▶ Data for this exercise:
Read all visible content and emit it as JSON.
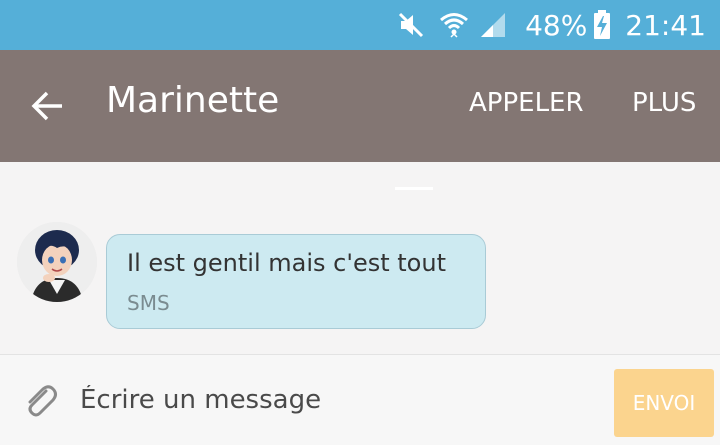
{
  "status_bar": {
    "battery_percent": "48%",
    "time": "21:41",
    "icons": [
      "mute-icon",
      "wifi-icon",
      "signal-icon",
      "battery-charging-icon"
    ],
    "color": "#55afd8"
  },
  "header": {
    "back_icon": "arrow-left-icon",
    "title": "Marinette",
    "actions": {
      "call_label": "APPELER",
      "more_label": "PLUS"
    },
    "color": "#837673"
  },
  "conversation": {
    "messages": [
      {
        "sender_avatar": "avatar",
        "text": "Il est gentil mais c'est tout",
        "type": "SMS",
        "bubble_color": "#cdeaf1"
      }
    ]
  },
  "composer": {
    "attach_icon": "paperclip-icon",
    "placeholder": "Écrire un message",
    "value": "",
    "send_label": "ENVOI",
    "send_color": "#fbd48e"
  }
}
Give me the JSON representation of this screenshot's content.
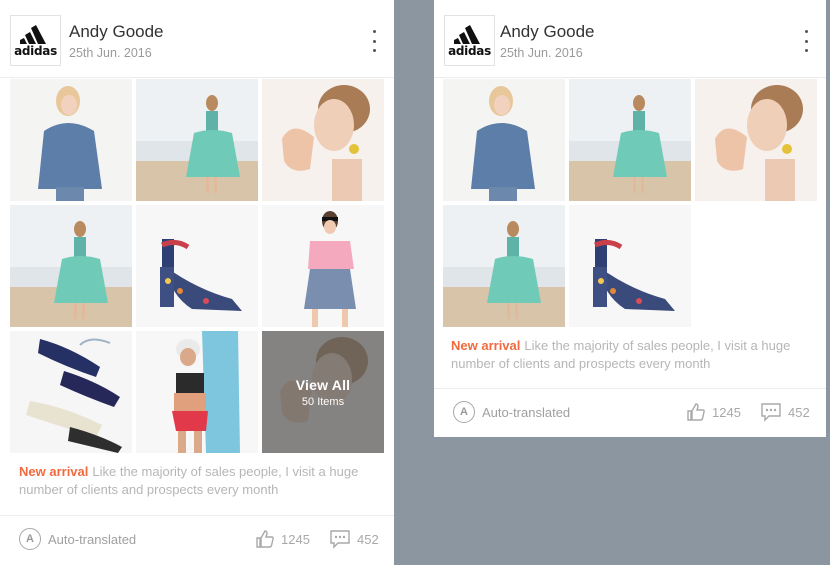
{
  "post": {
    "author": "Andy Goode",
    "date": "25th Jun. 2016",
    "logo_text": "adidas",
    "tag": "New arrival",
    "description": "Like the majority of sales people, I visit a huge number of clients and prospects every month",
    "auto_translated_label": "Auto-translated",
    "auto_icon_letter": "A",
    "likes": "1245",
    "comments": "452"
  },
  "overlay": {
    "view_all": "View All",
    "items_count": "50 Items"
  },
  "colors": {
    "background": "#8b96a1",
    "card": "#ffffff",
    "accent": "#f26a3d",
    "muted_text": "#b6b6b6"
  },
  "icons": [
    "adidas-logo-icon",
    "kebab-menu-icon",
    "auto-translate-icon",
    "thumbs-up-icon",
    "comment-icon"
  ]
}
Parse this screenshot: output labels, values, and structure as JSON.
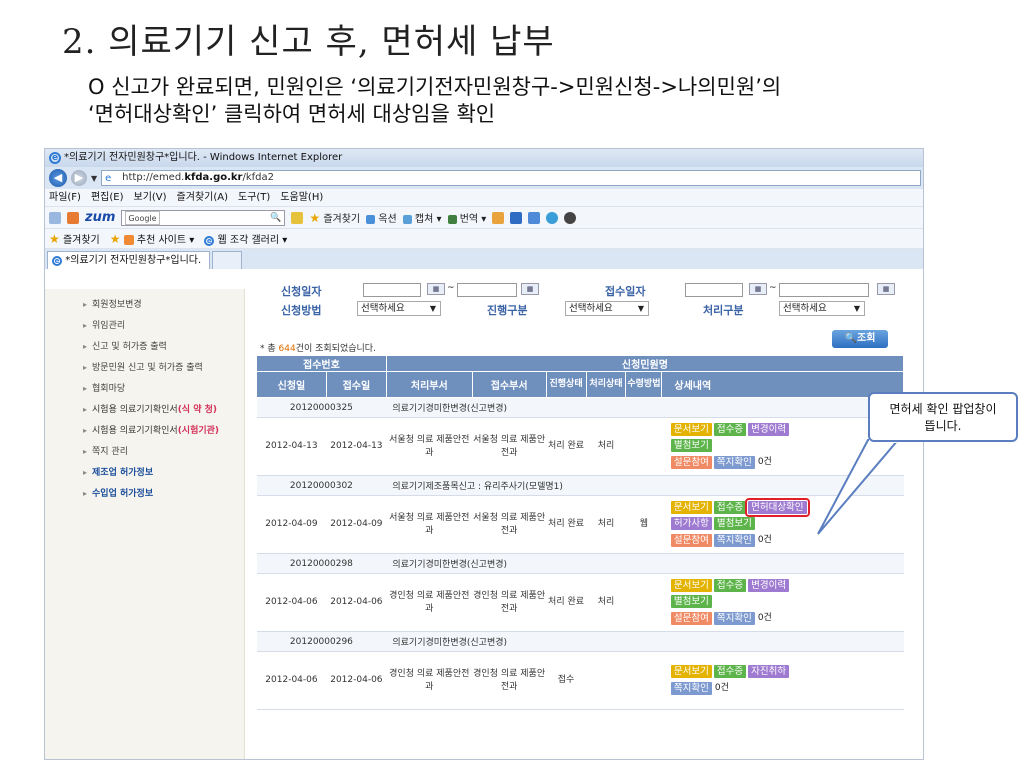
{
  "slide": {
    "title": "2. 의료기기 신고 후, 면허세 납부",
    "bullet_line1": "O 신고가 완료되면, 민원인은 ‘의료기기전자민원창구->민원신청->나의민원’의",
    "bullet_line2": "‘면허대상확인’ 클릭하여 면허세 대상임을 확인"
  },
  "browser": {
    "window_title": "*의료기기 전자민원창구*입니다. - Windows Internet Explorer",
    "url_prefix": "http://emed.",
    "url_domain": "kfda.go.kr",
    "url_suffix": "/kfda2",
    "menu": [
      "파일(F)",
      "편집(E)",
      "보기(V)",
      "즐겨찾기(A)",
      "도구(T)",
      "도움말(H)"
    ],
    "toolbar": {
      "brand": "zum",
      "search_placeholder": "Google",
      "items": [
        "즐겨찾기",
        "옥션",
        "캡쳐",
        "번역"
      ]
    },
    "favorites": {
      "label": "즐겨찾기",
      "items": [
        "추천 사이트",
        "웹 조각 갤러리"
      ]
    },
    "tab_title": "*의료기기 전자민원창구*입니다."
  },
  "sidebar": {
    "items": [
      {
        "label": "회원정보변경"
      },
      {
        "label": "위임관리"
      },
      {
        "label": "신고 및 허가증 출력"
      },
      {
        "label": "방문민원 신고 및 허가증 출력"
      },
      {
        "label": "협회마당"
      },
      {
        "label": "시험용 의료기기확인서",
        "tag": "(식 약 청)"
      },
      {
        "label": "시험용 의료기기확인서",
        "tag": "(시험기관)"
      },
      {
        "label": "쪽지 관리"
      },
      {
        "label": "제조업 허가정보"
      },
      {
        "label": "수입업 허가정보"
      }
    ]
  },
  "search": {
    "labels": {
      "apply_date": "신청일자",
      "receipt_date": "접수일자",
      "method": "신청방법",
      "progress": "진행구분",
      "process": "처리구분"
    },
    "select_placeholder": "선택하세요",
    "date_separator": "~",
    "button_label": "조회"
  },
  "results": {
    "count_prefix": "* 총 ",
    "count": "644",
    "count_suffix": "건이 조회되었습니다.",
    "headers": {
      "receipt_no": "접수번호",
      "petition_name": "신청민원명",
      "apply_date": "신청일",
      "receipt_date": "접수일",
      "proc_dept": "처리부서",
      "recv_dept": "접수부서",
      "progress": "진행상태",
      "process": "처리상태",
      "receive": "수령방법",
      "detail": "상세내역"
    },
    "rows": [
      {
        "receipt_no": "20120000325",
        "name": "의료기기경미한변경(신고변경)",
        "apply_date": "2012-04-13",
        "receipt_date": "2012-04-13",
        "proc_dept": "서울청 의료 제품안전과",
        "recv_dept": "서울청 의료 제품안전과",
        "progress": "처리 완료",
        "process": "처리",
        "receive": "",
        "buttons": [
          "문서보기",
          "접수증",
          "변경이력",
          "별첨보기",
          "설문참여",
          "쪽지확인"
        ],
        "count": "0건"
      },
      {
        "receipt_no": "20120000302",
        "name": "의료기기제조품목신고 : 유리주사기(모델명1)",
        "apply_date": "2012-04-09",
        "receipt_date": "2012-04-09",
        "proc_dept": "서울청 의료 제품안전과",
        "recv_dept": "서울청 의료 제품안전과",
        "progress": "처리 완료",
        "process": "처리",
        "receive": "웹",
        "buttons": [
          "문서보기",
          "접수증",
          "면허대상확인",
          "허가사항",
          "별첨보기",
          "설문참여",
          "쪽지확인"
        ],
        "count": "0건"
      },
      {
        "receipt_no": "20120000298",
        "name": "의료기기경미한변경(신고변경)",
        "apply_date": "2012-04-06",
        "receipt_date": "2012-04-06",
        "proc_dept": "경인청 의료 제품안전과",
        "recv_dept": "경인청 의료 제품안전과",
        "progress": "처리 완료",
        "process": "처리",
        "receive": "",
        "buttons": [
          "문서보기",
          "접수증",
          "변경이력",
          "별첨보기",
          "설문참여",
          "쪽지확인"
        ],
        "count": "0건"
      },
      {
        "receipt_no": "20120000296",
        "name": "의료기기경미한변경(신고변경)",
        "apply_date": "2012-04-06",
        "receipt_date": "2012-04-06",
        "proc_dept": "경인청 의료 제품안전과",
        "recv_dept": "경인청 의료 제품안전과",
        "progress": "접수",
        "process": "",
        "receive": "",
        "buttons": [
          "문서보기",
          "접수증",
          "자진취하",
          "쪽지확인"
        ],
        "count": "0건"
      }
    ]
  },
  "callout": {
    "line1": "면허세 확인 팝업창이",
    "line2": "뜹니다."
  },
  "colors": {
    "header_blue": "#6f8fbd",
    "highlight_red": "#e2202b",
    "button_yellow": "#e3b300",
    "button_green": "#5cb44a",
    "button_purple": "#9e7ad0",
    "button_orange": "#f08a64"
  }
}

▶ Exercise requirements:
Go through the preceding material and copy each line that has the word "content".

▶ Output for this exercise:
Read all visible content and emit it as JSON.
Give me the JSON representation of this screenshot's content.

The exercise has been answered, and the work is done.